From the listing, collect all lines containing the word "description".

▸ **SUPPLIED RECORDS**:
* * *

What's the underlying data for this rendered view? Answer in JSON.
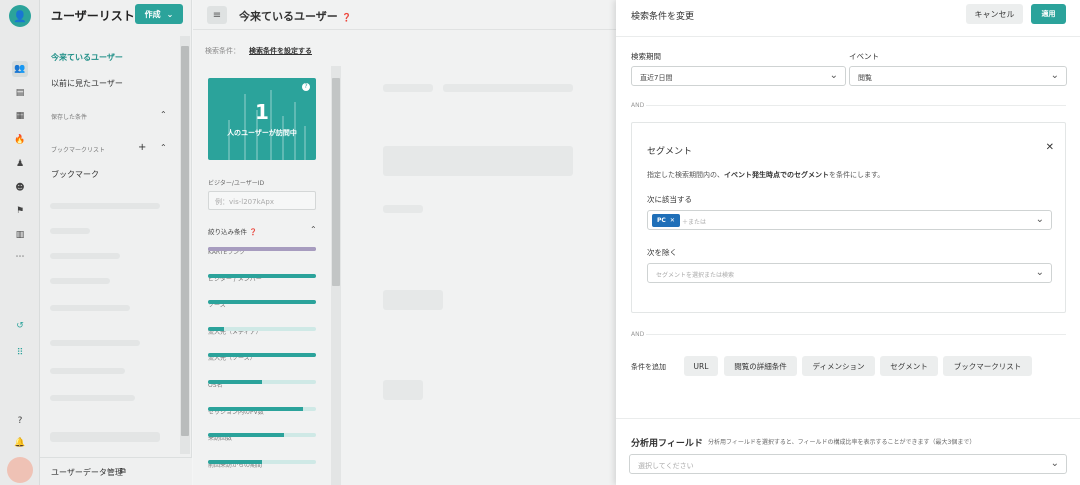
{
  "sidebar": {
    "title": "ユーザーリスト",
    "create_label": "作成",
    "items": [
      {
        "label": "今来ているユーザー"
      },
      {
        "label": "以前に見たユーザー"
      }
    ],
    "saved_conditions_label": "保存した条件",
    "bookmark_list_label": "ブックマークリスト",
    "bookmark_label": "ブックマーク",
    "footer_label": "ユーザーデータ管理"
  },
  "main": {
    "title": "今来ているユーザー",
    "condition_label": "検索条件：",
    "condition_link": "検索条件を設定する",
    "count": "1",
    "count_caption": "人のユーザーが訪問中",
    "visitor_id_label": "ビジター/ユーザーID",
    "visitor_id_placeholder": "例：vis-l207kApx",
    "filter_header": "絞り込み条件",
    "filters": [
      {
        "label": "KARTEランク",
        "fill": 1.0
      },
      {
        "label": "ビジター / メンバー",
        "fill": 1.0
      },
      {
        "label": "ソース",
        "fill": 1.0
      },
      {
        "label": "流入元（メディア）",
        "fill": 0.15
      },
      {
        "label": "流入元（ソース）",
        "fill": 1.0
      },
      {
        "label": "OS名",
        "fill": 0.5
      },
      {
        "label": "セッション内のPV数",
        "fill": 0.88
      },
      {
        "label": "来訪回数",
        "fill": 0.7
      },
      {
        "label": "前回来訪からの期間",
        "fill": 0.5
      }
    ]
  },
  "panel": {
    "title": "検索条件を変更",
    "cancel_label": "キャンセル",
    "apply_label": "適用",
    "period_label": "検索期間",
    "period_value": "直近7日間",
    "event_label": "イベント",
    "event_value": "閲覧",
    "and_label": "AND",
    "segment": {
      "title": "セグメント",
      "desc_pre": "指定した検索期間内の、",
      "desc_bold": "イベント発生時点でのセグメント",
      "desc_post": "を条件にします。",
      "match_label": "次に該当する",
      "tag": "PC",
      "or_placeholder": "＋または",
      "exclude_label": "次を除く",
      "exclude_placeholder": "セグメントを選択または検索"
    },
    "add_condition_label": "条件を追加",
    "add_buttons": [
      "URL",
      "閲覧の詳細条件",
      "ディメンション",
      "セグメント",
      "ブックマークリスト"
    ],
    "analysis_title": "分析用フィールド",
    "analysis_desc": "分析用フィールドを選択すると、フィールドの構成比率を表示することができます（最大3個まで）",
    "analysis_placeholder": "選択してください"
  }
}
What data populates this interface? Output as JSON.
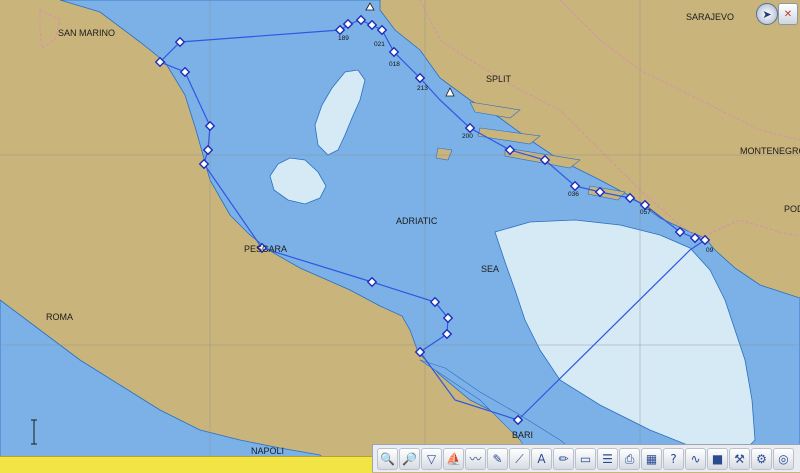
{
  "map": {
    "labels": {
      "san_marino": "SAN MARINO",
      "sarajevo": "SARAJEVO",
      "split": "SPLIT",
      "montenegro": "MONTENEGRO",
      "pod": "POD",
      "adriatic": "ADRIATIC",
      "sea": "SEA",
      "pescara": "PESCARA",
      "roma": "ROMA",
      "bari": "BARI",
      "napoli": "NAPOLI"
    },
    "waypoint_labels": {
      "w189": "189",
      "w021": "021",
      "w018": "018",
      "w213": "213",
      "w200": "200",
      "w036": "036",
      "w057": "057",
      "w09": "09"
    }
  },
  "colors": {
    "land": "#c9b47c",
    "water": "#7bb1e6",
    "shallow": "#d6eaf5",
    "route": "#2f57e3",
    "border": "#d98fae"
  },
  "toolbar": {
    "buttons": [
      {
        "icon": "zoom-in-icon",
        "glyph": "🔍"
      },
      {
        "icon": "zoom-out-icon",
        "glyph": "🔎"
      },
      {
        "icon": "funnel-icon",
        "glyph": "▽"
      },
      {
        "icon": "ship-icon",
        "glyph": "⛵"
      },
      {
        "icon": "route-icon",
        "glyph": "〰"
      },
      {
        "icon": "eraser-icon",
        "glyph": "✎"
      },
      {
        "icon": "measure-icon",
        "glyph": "⟋"
      },
      {
        "icon": "text-icon",
        "glyph": "A"
      },
      {
        "icon": "pencil-icon",
        "glyph": "✏"
      },
      {
        "icon": "folder-icon",
        "glyph": "▭"
      },
      {
        "icon": "layers-icon",
        "glyph": "☰"
      },
      {
        "icon": "print-icon",
        "glyph": "⎙"
      },
      {
        "icon": "chart-icon",
        "glyph": "▦"
      },
      {
        "icon": "help-icon",
        "glyph": "?"
      },
      {
        "icon": "graph-icon",
        "glyph": "∿"
      },
      {
        "icon": "dark-icon",
        "glyph": "■"
      },
      {
        "icon": "tools-icon",
        "glyph": "⚒"
      },
      {
        "icon": "settings-icon",
        "glyph": "⚙"
      },
      {
        "icon": "lifebuoy-icon",
        "glyph": "◎"
      }
    ]
  }
}
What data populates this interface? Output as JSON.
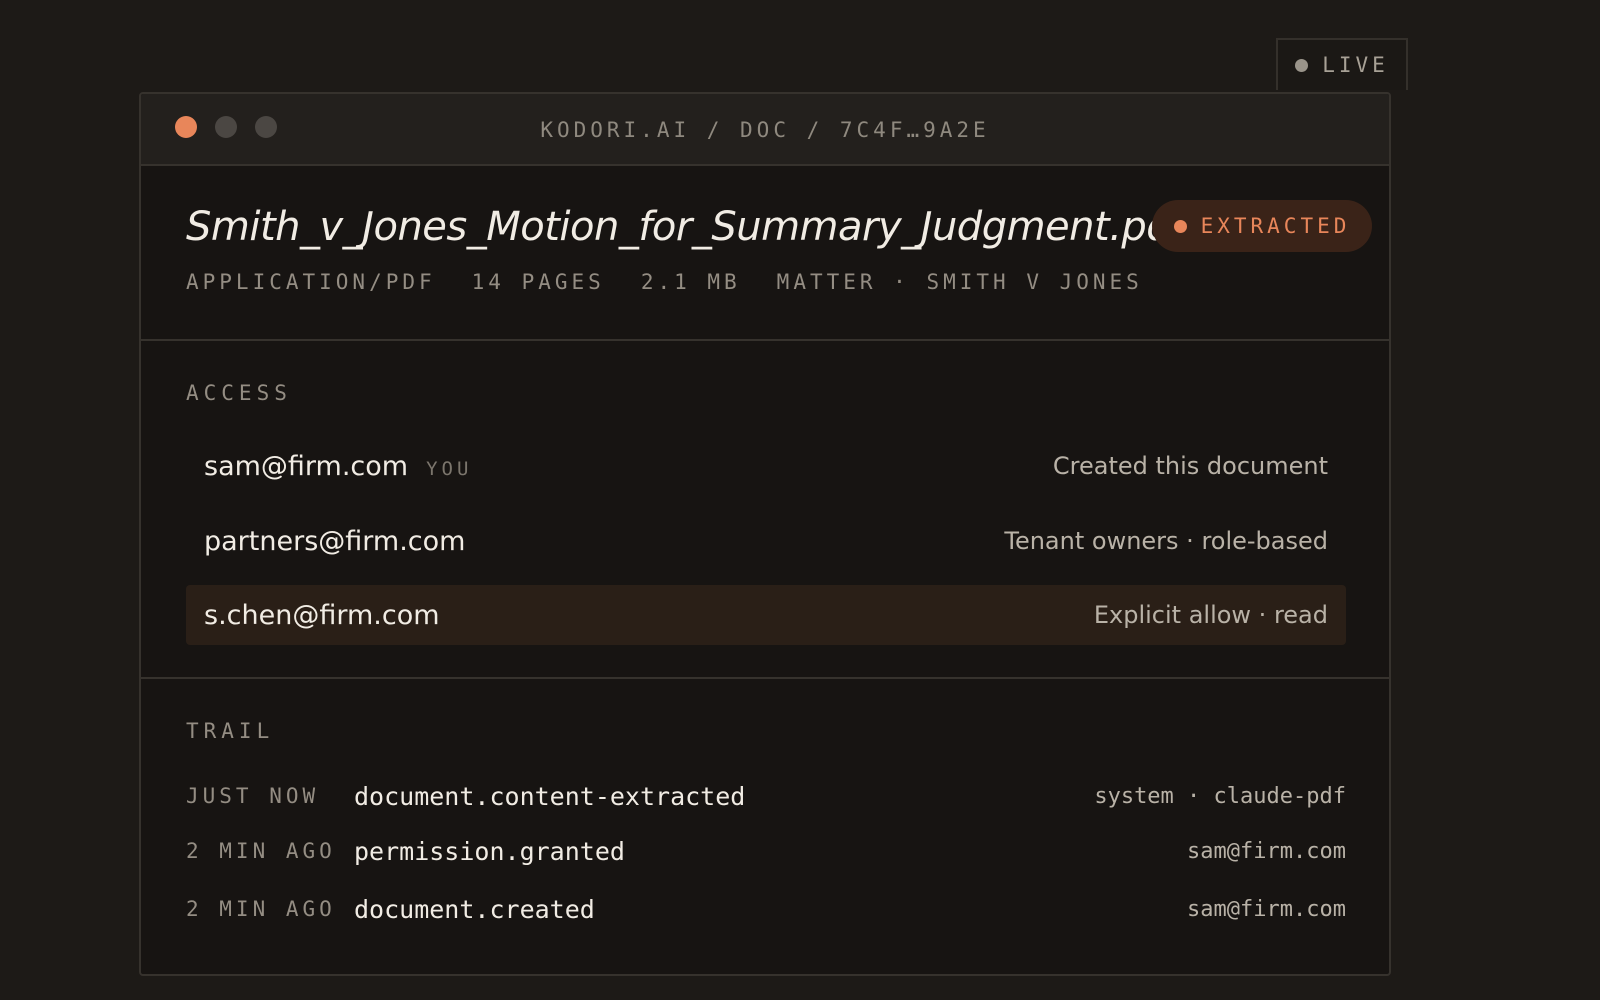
{
  "live_badge": {
    "label": "LIVE"
  },
  "window": {
    "path": "KODORI.AI / DOC / 7C4F…9A2E"
  },
  "document": {
    "filename": "Smith_v_Jones_Motion_for_Summary_Judgment.pdf",
    "status": "EXTRACTED",
    "meta": {
      "mime": "APPLICATION/PDF",
      "pages": "14 PAGES",
      "size": "2.1 MB",
      "matter": "MATTER · SMITH V JONES"
    }
  },
  "access": {
    "label": "ACCESS",
    "entries": [
      {
        "email": "sam@firm.com",
        "tag": "YOU",
        "description": "Created this document"
      },
      {
        "email": "partners@firm.com",
        "tag": "",
        "description": "Tenant owners · role-based"
      },
      {
        "email": "s.chen@firm.com",
        "tag": "",
        "description": "Explicit allow · read"
      }
    ]
  },
  "trail": {
    "label": "TRAIL",
    "events": [
      {
        "time": "JUST NOW",
        "event": "document.content-extracted",
        "actor": "system · claude-pdf"
      },
      {
        "time": "2 MIN AGO",
        "event": "permission.granted",
        "actor": "sam@firm.com"
      },
      {
        "time": "2 MIN AGO",
        "event": "document.created",
        "actor": "sam@firm.com"
      }
    ]
  },
  "colors": {
    "accent": "#e8865a",
    "background": "#1d1a17",
    "panel": "#171412",
    "highlight_row": "#2a1f17"
  }
}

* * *

▸ **FINISHED TASK**:
        "description": "Created this document"
        "description": "Tenant owners · role-based"
        "description": "Explicit allow · read"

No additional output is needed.